JEET KUNE DO
Bruce Lee developed an expression of martial arts that was personal to him called Jeet Kune Do (translated: Way of the Intercepting Fist). The art has as its symbolic representation what we call Bruce Lee’s Core Symbol (see below) and uses as its main tenet: “Using no way as way; having no limitation as limitation.”
The term Jeet Kune Do was coined and put into use in 1967 by Bruce Lee in an attempt to put a name to his martial expression. Lee wrestled with putting a name to his art as he constantly veered away from any type of crystallization (and thereby limitation) of its essence, however, the simple need to refer to it in some concrete way won out and Jeet Kune Do was born.
The idea of intercepting is key to JKD, whether it be the interception of your opponent’s technique or his intent. The basic guiding principles are: Simplicity, Directness and Freedom (the form of no form).
The techniques and philosophies of JKD can be applied to real combat as well as challenging life situations. Jeet Kune Do consists of physical techniques and applied philosophies and requires the individual to train him or herself to their most cultivated state of being-ness so that when faced with a combat situation or a challenging personal situation, the tools needed are available in the moment and can be executed without thought. Jeet Kune Do celebrates the cultivation and honest self expression of the individual over any organized style.
“Research your own experience. Absorb what is useful. Reject what is useless. Add what is essentially your own. “ – Bruce Lee
RESOURCES ON JEET KUNE DO
Below is a list of resources, some free and some with a cost attached, relating to Jeet Kune Do. These materials are meant as a starting point and a guidepost for your personal liberation and Jeet Kune Do journey, so please do not treat them as a how-to guide. Jeet Kune Do is an ongoing personal evolution and cannot be captured in totality within a singular blog post or weekend “certification” seminar. The Bruce Lee Foundation doesn’t make, certify or typically recommend instructors. However we can, and would like to, offer this information as we feel it might be helpful to anyone seeking to find out more about JKD from the original source, Bruce Lee.

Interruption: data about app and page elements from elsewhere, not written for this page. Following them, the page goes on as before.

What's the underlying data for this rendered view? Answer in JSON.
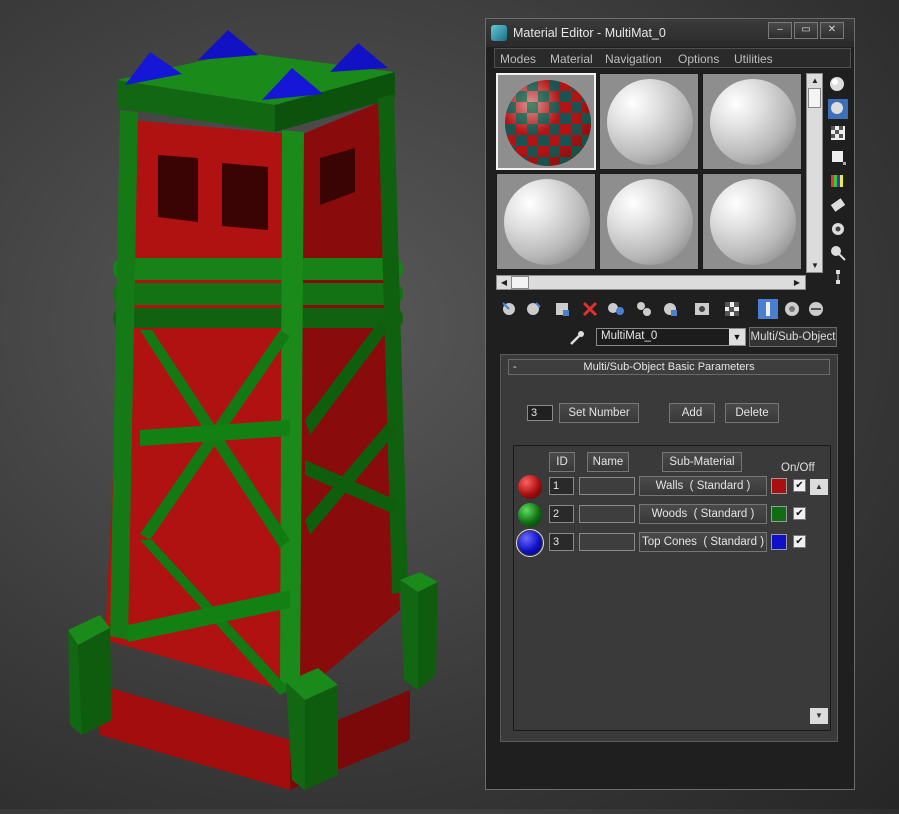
{
  "window": {
    "title": "Material Editor - MultiMat_0",
    "controls": {
      "minimize": "–",
      "maximize": "▭",
      "close": "✕"
    }
  },
  "menu": [
    "Modes",
    "Material",
    "Navigation",
    "Options",
    "Utilities"
  ],
  "material": {
    "name": "MultiMat_0",
    "type": "Multi/Sub-Object"
  },
  "rollout": {
    "title": "Multi/Sub-Object Basic Parameters",
    "collapse": "-",
    "count": "3",
    "set_number": "Set Number",
    "add": "Add",
    "delete": "Delete"
  },
  "list": {
    "headers": {
      "id": "ID",
      "name": "Name",
      "sub_material": "Sub-Material",
      "on_off": "On/Off"
    },
    "rows": [
      {
        "id": "1",
        "name": "",
        "sub_material": "Walls  ( Standard )",
        "color": "#a80f0f",
        "on": true
      },
      {
        "id": "2",
        "name": "",
        "sub_material": "Woods  ( Standard )",
        "color": "#0f6e12",
        "on": true
      },
      {
        "id": "3",
        "name": "",
        "sub_material": "Top Cones  ( Standard )",
        "color": "#1010c8",
        "on": true
      }
    ]
  },
  "icons": {
    "right_tools": [
      "sample-type-icon",
      "backlight-icon",
      "background-icon",
      "uv-tiling-icon",
      "video-color-check-icon",
      "make-preview-icon",
      "options-icon",
      "select-by-material-icon",
      "material-map-navigator-icon"
    ],
    "toolbar": [
      "get-material-icon",
      "put-material-icon",
      "assign-material-icon",
      "reset-map-icon",
      "make-unique-icon",
      "put-to-library-icon",
      "material-id-channel-icon",
      "show-shaded-icon",
      "show-end-result-icon",
      "go-to-parent-icon",
      "go-forward-sibling-icon",
      "background-toggle-icon"
    ]
  },
  "colors": {
    "accent": "#4a7fd0",
    "tower_red": "#b01010",
    "tower_green": "#116a11",
    "tower_blue": "#0e14c8"
  }
}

Blog Post: “What Is Jeet Kune Do” by Bruce Lee
Blog Post: “What To Look For In a JKD Instructor” by Shannon Lee and Chris Kent
Article: “An Interview with Linda Lee Cadwell” by Chris Kent
Podcast: “The Bruce Lee Podcast” hosted by Shannon Lee
Book: “The Tao of Jeet Kune Do” by Bruce Lee
Book: “Bruce Lee’s Fighting Methods” by Bruce Lee and M. Uyehara
Book: “Jeet Kune Do: Bruce Lee’s Commentaries on the Martial Way” by Bruce Lee
Book: “Bruce Lee: The Evolution of a Martial Artist” by Tommy Gong
BRUCE LEE’S CORE SYMBOL
Bruce Lee created this symbol as a representation of the culmination of his own self cultivation. This symbol is the final in a series of four that show this progression. The stages of cultivation are:
1. Partiality: The Running to Extremes
2. Fluidity: The Two Halves of One Whole
3. Emptiness: The Formless Form
4. Jeet Kune Do
The final symbol that represents Jeet Kune Do and Bruce Lee’s approach to life is a full yin yang symbol surrounded by arrows. The arrows represent the constant interplay of the complements of yin and yang. Finally the Chinese phrase surrounding the symbol translates to: using no way as way; having no limitation as limitation.
“Always be yourself. Express yourself. Have faith in yourself.” – Bruce Lee
ONLINE MUSEUM EXHIBIT
Explore Bruce Lee’s martial journey and evolution further in the online exhibit “Bruce Lee: Martial Action”, below.